Dehumidifiers — or air conditioners, because they remove water from the air — can help dry out a house and keep it cooler, so mold is less likely to grow. Mold requires moisture but thrives in heat.

Officials do not recommend specific companies that do mold removal, but they do warn to watch out for scam artists after a storm. “Make sure you get three or four references,” Thomas advised.

Eldridge said there is no state or federal accreditation process for mold-remediation companies. They are not licensed or certified by the state, he said. There are training programs on mold remediation, and the public should make sure their contractors have taken them, he said.

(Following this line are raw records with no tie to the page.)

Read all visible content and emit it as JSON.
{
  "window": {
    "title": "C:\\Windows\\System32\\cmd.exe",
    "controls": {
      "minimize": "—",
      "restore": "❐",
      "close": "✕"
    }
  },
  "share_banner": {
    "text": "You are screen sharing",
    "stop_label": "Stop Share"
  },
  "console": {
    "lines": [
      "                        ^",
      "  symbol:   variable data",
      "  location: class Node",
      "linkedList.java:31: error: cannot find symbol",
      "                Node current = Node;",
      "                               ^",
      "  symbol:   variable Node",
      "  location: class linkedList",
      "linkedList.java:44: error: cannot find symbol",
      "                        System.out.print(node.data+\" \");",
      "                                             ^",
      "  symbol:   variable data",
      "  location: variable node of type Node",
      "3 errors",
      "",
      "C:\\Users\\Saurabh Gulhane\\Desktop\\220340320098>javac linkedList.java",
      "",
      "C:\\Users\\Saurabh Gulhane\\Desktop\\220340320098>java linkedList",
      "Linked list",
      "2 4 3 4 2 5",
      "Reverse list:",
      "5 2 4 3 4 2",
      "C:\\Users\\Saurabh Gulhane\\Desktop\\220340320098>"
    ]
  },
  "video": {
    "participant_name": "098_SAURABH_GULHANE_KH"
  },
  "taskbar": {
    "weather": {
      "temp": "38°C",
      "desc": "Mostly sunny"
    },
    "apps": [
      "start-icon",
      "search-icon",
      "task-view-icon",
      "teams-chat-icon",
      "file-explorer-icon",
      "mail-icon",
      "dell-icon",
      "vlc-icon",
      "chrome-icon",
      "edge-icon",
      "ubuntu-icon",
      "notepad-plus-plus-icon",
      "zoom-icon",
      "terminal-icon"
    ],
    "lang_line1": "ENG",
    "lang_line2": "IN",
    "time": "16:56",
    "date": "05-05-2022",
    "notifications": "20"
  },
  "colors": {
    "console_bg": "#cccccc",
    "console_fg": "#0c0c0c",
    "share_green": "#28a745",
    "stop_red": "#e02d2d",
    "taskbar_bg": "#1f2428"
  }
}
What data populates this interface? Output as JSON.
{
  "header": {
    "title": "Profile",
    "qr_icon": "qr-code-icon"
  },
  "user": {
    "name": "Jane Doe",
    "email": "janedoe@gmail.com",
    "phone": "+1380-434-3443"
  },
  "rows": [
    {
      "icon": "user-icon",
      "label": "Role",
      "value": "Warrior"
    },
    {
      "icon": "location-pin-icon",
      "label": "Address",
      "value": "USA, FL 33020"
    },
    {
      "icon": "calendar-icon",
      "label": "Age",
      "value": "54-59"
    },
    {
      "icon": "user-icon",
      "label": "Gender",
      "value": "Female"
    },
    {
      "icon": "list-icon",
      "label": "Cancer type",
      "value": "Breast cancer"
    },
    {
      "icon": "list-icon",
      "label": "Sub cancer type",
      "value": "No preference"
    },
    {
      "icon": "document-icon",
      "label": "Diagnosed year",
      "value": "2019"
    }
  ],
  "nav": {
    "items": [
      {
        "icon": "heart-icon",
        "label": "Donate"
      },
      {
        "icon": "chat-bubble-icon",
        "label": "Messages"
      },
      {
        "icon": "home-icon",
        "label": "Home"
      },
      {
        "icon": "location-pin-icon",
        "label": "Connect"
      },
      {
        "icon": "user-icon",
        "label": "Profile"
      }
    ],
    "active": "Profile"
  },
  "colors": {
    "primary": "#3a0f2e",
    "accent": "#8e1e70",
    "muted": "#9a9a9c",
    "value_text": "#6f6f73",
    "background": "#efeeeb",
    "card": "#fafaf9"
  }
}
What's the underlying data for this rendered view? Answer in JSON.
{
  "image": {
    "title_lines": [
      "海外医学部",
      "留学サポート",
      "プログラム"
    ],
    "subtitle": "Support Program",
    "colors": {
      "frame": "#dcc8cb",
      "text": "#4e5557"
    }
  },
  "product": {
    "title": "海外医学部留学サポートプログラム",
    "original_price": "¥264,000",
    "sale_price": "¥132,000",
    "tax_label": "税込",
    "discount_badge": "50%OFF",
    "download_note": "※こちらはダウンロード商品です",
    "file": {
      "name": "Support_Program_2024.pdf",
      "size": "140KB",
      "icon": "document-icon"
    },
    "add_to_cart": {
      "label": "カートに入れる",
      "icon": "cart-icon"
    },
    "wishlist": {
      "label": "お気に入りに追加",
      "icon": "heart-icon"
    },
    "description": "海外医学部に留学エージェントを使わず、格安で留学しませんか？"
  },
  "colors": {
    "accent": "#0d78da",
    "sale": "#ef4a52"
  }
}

Servpro, a national company with operations in Ocean View, Dennis Township, does mold remediation, cleans water and smoke damage after fires, and deals with biohazards and other nasty jobs. Barbara Jones of Servpro cautions that flood waters often pick up human sewage and bacteria from dog feces and other contaminants on the streets.

With the ground saturated, the company can dry out a crawl space but another rain could quickly bring back the moisture, she said.

Diluted bleach is not enough to get rid of the mold, Jones said. It may kill the mold on the surface, but airborne spores quickly repopulate, similar to cleaning mold from a shower only to see it back a few days later.

Long-term answers

Some property owners addressed mold problems in their homes long before Sandy hit. Ed Maher, who lives near a creek in Cape May Court House, had groundwater seepage into his crawl space and learned a lot about mold before using sump pumps, drain pipes and vapor barriers to solve the problem. He also treated the wood, mostly floor joists, with a borate solution that kills molds and termites. It remains in the wood, so the mold doesn’t return.

Maher learned that removing water isn’t always enough, because in summer, humid outside air hits colder air under the house and actually creates a dew point and condensation.

“I bet there’s not a house in Cape May Court House without mold. You have to keep (air) humidity under 55 percent. You don’t want to go above that. Meters available at hardware stores measure the moisture content of the wood itself. If wood is above 10 percent moisture level, it’s not good,” Maher said.

Jones, however, noted that some measures help with everyday conditions, but may not work in a massive flooding event.

“There was a lot of water. Crawl spaces are not meant for this much water,” Jones said.

Contact Richard Degener:

609-463-6711